[Supplied records]

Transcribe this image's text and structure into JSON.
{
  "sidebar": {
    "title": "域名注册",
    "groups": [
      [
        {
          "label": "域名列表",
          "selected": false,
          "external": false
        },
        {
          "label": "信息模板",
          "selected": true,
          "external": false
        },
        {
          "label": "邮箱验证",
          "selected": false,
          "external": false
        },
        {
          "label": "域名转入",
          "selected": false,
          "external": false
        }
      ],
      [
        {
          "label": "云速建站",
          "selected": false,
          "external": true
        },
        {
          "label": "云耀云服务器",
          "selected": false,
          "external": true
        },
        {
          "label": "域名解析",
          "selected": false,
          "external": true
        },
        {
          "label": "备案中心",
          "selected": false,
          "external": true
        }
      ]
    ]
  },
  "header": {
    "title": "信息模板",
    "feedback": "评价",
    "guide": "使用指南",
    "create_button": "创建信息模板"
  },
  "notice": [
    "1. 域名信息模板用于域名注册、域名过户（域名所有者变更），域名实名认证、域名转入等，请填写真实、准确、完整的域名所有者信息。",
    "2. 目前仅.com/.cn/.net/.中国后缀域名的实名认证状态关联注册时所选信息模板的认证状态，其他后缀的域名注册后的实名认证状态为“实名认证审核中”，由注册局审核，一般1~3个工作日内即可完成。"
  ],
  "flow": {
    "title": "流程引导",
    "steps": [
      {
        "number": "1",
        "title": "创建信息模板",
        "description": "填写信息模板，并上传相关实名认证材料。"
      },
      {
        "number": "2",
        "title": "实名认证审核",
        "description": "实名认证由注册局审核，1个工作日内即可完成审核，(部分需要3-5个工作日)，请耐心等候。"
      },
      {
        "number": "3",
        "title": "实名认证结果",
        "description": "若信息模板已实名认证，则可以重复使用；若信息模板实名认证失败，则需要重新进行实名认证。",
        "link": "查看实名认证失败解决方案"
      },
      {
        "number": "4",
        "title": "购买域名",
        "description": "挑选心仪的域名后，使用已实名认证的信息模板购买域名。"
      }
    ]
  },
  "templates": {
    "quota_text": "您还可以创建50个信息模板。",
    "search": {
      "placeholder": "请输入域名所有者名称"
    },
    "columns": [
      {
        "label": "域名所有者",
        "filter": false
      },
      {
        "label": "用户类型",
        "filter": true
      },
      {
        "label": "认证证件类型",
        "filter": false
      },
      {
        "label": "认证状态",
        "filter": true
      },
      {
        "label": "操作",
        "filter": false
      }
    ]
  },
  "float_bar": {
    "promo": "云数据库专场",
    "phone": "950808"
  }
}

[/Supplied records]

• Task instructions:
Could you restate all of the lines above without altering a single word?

• Solved problem:
Transcribe this image's text and structure into JSON.
{
  "sidebar": {
    "title": "域名注册",
    "groups": [
      [
        {
          "label": "域名列表",
          "selected": false,
          "external": false
        },
        {
          "label": "信息模板",
          "selected": true,
          "external": false
        },
        {
          "label": "邮箱验证",
          "selected": false,
          "external": false
        },
        {
          "label": "域名转入",
          "selected": false,
          "external": false
        }
      ],
      [
        {
          "label": "云速建站",
          "selected": false,
          "external": true
        },
        {
          "label": "云耀云服务器",
          "selected": false,
          "external": true
        },
        {
          "label": "域名解析",
          "selected": false,
          "external": true
        },
        {
          "label": "备案中心",
          "selected": false,
          "external": true
        }
      ]
    ]
  },
  "header": {
    "title": "信息模板",
    "feedback": "评价",
    "guide": "使用指南",
    "create_button": "创建信息模板"
  },
  "notice": [
    "1. 域名信息模板用于域名注册、域名过户（域名所有者变更），域名实名认证、域名转入等，请填写真实、准确、完整的域名所有者信息。",
    "2. 目前仅.com/.cn/.net/.中国后缀域名的实名认证状态关联注册时所选信息模板的认证状态，其他后缀的域名注册后的实名认证状态为“实名认证审核中”，由注册局审核，一般1~3个工作日内即可完成。"
  ],
  "flow": {
    "title": "流程引导",
    "steps": [
      {
        "number": "1",
        "title": "创建信息模板",
        "description": "填写信息模板，并上传相关实名认证材料。"
      },
      {
        "number": "2",
        "title": "实名认证审核",
        "description": "实名认证由注册局审核，1个工作日内即可完成审核，(部分需要3-5个工作日)，请耐心等候。"
      },
      {
        "number": "3",
        "title": "实名认证结果",
        "description": "若信息模板已实名认证，则可以重复使用；若信息模板实名认证失败，则需要重新进行实名认证。",
        "link": "查看实名认证失败解决方案"
      },
      {
        "number": "4",
        "title": "购买域名",
        "description": "挑选心仪的域名后，使用已实名认证的信息模板购买域名。"
      }
    ]
  },
  "templates": {
    "quota_text": "您还可以创建50个信息模板。",
    "search": {
      "placeholder": "请输入域名所有者名称"
    },
    "columns": [
      {
        "label": "域名所有者",
        "filter": false
      },
      {
        "label": "用户类型",
        "filter": true
      },
      {
        "label": "认证证件类型",
        "filter": false
      },
      {
        "label": "认证状态",
        "filter": true
      },
      {
        "label": "操作",
        "filter": false
      }
    ]
  },
  "float_bar": {
    "promo": "云数据库专场",
    "phone": "950808"
  }
}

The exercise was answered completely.